Please return every line below that contains the string "text".
________________________________________
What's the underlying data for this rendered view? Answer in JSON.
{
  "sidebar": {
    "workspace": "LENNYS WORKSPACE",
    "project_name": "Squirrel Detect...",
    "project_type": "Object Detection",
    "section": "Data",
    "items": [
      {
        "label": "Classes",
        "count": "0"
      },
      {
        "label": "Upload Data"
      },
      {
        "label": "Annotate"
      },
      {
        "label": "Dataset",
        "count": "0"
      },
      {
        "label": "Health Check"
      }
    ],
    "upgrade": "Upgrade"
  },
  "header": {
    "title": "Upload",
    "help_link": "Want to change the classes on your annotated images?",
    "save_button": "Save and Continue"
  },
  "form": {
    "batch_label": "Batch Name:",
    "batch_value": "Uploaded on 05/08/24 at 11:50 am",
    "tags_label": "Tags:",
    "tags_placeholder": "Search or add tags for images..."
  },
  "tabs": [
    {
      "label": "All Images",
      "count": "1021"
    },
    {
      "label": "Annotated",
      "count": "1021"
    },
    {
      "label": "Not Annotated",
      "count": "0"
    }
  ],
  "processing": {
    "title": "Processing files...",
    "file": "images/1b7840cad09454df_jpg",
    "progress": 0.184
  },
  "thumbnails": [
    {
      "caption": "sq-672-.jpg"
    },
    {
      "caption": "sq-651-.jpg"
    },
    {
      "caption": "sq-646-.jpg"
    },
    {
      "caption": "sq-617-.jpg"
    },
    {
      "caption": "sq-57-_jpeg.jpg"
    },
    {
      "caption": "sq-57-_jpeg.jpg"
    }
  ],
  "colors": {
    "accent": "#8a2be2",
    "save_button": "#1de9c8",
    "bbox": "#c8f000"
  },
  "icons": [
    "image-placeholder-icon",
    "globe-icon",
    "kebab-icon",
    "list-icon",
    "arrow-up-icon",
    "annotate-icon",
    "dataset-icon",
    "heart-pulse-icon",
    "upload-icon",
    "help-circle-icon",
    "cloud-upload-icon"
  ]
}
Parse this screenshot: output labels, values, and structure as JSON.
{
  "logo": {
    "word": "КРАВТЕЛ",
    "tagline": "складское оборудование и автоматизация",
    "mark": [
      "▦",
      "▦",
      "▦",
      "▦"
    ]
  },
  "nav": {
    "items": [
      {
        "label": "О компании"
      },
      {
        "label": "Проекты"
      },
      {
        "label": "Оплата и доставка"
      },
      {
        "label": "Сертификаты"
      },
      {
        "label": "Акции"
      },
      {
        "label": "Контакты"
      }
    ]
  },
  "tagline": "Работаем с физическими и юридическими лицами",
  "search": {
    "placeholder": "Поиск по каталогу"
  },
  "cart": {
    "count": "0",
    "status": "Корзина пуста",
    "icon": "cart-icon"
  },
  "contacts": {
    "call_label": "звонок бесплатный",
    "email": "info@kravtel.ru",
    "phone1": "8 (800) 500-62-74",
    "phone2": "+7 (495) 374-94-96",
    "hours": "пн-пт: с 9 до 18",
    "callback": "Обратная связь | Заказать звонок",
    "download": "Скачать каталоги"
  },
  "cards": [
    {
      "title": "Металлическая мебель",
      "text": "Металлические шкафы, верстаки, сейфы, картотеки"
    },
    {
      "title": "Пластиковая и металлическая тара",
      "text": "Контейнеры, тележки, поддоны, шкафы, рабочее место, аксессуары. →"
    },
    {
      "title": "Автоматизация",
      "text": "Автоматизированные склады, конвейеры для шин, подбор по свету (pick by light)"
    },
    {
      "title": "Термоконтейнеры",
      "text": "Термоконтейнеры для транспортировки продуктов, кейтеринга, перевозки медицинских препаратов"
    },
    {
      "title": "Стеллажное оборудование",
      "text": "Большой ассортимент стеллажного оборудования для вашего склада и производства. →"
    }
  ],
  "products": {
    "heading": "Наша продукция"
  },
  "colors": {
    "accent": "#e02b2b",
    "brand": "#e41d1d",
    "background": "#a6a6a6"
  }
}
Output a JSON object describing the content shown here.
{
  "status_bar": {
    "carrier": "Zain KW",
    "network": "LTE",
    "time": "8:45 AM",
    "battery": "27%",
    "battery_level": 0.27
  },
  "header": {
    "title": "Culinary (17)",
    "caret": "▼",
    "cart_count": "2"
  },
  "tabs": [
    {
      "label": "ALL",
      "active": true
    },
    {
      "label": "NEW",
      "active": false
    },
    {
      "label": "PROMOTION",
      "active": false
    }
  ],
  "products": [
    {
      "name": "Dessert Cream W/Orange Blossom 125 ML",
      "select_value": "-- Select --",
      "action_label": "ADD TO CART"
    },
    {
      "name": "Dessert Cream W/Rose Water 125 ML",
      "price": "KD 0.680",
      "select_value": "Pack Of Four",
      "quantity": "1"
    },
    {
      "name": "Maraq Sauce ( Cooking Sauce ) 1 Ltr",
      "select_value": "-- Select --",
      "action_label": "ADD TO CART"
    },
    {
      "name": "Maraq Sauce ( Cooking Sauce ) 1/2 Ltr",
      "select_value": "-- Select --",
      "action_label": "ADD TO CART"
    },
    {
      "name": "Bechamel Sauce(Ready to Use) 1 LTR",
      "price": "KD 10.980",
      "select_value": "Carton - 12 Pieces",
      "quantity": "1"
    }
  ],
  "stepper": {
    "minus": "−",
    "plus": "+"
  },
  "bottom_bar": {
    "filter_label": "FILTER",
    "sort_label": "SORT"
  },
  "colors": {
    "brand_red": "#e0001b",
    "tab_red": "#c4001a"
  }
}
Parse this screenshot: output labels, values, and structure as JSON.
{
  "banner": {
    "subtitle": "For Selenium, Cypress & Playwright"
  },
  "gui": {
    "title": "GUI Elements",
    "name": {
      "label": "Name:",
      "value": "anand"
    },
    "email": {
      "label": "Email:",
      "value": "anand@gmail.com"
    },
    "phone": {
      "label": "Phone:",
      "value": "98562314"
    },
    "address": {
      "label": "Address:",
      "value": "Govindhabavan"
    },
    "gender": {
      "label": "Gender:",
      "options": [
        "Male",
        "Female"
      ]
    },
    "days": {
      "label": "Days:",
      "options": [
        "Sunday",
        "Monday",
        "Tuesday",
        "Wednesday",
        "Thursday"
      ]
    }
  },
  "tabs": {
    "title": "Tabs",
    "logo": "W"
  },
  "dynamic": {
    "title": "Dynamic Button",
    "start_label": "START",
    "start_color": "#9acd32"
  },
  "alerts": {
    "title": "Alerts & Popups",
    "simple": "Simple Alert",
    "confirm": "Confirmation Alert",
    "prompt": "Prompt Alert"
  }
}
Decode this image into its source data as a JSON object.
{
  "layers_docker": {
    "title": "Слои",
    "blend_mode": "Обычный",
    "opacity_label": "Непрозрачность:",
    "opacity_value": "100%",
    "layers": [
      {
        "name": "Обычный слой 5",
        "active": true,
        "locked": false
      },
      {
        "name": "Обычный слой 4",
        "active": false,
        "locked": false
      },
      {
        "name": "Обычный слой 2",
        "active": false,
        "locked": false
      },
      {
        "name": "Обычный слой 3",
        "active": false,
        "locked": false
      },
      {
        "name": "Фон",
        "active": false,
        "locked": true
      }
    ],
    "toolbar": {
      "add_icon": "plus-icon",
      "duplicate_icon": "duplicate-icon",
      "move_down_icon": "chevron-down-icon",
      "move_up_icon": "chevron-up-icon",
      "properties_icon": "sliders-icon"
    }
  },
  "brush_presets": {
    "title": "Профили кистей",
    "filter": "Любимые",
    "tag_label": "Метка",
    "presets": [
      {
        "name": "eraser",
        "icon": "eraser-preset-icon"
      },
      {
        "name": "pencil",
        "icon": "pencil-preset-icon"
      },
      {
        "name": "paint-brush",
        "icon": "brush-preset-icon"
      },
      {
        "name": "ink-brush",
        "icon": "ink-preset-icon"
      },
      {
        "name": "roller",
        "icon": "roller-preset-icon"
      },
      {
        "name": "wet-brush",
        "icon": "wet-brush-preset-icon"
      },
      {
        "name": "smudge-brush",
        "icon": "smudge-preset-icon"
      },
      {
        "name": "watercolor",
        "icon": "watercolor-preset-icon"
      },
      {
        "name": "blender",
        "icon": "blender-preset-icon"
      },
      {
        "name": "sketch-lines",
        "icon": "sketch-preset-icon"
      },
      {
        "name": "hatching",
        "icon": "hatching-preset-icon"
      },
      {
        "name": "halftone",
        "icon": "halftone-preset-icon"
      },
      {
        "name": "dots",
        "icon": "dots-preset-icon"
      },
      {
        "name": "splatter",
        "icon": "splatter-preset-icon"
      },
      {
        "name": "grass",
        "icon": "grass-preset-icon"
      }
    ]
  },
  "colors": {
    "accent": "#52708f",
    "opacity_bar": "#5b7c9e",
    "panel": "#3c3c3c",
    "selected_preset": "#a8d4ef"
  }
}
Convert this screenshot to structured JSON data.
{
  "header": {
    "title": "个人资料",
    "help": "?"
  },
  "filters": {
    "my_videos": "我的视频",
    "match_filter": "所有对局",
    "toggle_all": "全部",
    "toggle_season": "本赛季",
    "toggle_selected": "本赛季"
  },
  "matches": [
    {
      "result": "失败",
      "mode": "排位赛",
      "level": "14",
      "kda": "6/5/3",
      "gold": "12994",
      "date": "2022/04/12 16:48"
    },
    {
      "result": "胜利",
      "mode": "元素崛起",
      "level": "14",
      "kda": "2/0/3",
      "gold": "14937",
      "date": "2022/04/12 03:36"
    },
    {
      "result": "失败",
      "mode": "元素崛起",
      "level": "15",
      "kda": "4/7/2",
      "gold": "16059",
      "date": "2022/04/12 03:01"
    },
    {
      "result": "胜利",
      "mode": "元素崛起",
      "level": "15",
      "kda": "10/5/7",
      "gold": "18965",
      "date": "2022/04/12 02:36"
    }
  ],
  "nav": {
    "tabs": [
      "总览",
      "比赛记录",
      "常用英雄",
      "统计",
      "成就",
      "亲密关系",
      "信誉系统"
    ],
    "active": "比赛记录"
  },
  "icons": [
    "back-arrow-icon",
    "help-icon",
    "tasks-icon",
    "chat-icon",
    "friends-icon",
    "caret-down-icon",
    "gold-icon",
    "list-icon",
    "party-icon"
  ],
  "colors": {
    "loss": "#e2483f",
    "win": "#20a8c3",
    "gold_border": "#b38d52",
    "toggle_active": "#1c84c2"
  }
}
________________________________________
**Output below:**
      "text": "Металлические шкафы, верстаки, сейфы, картотеки"
      "text": "Контейнеры, тележки, поддоны, шкафы, рабочее место, аксессуары. →"
      "text": "Автоматизированные склады, конвейеры для шин, подбор по свету (pick by light)"
      "text": "Термоконтейнеры для транспортировки продуктов, кейтеринга, перевозки медицинских препаратов"
      "text": "Большой ассортимент стеллажного оборудования для вашего склада и производства. →"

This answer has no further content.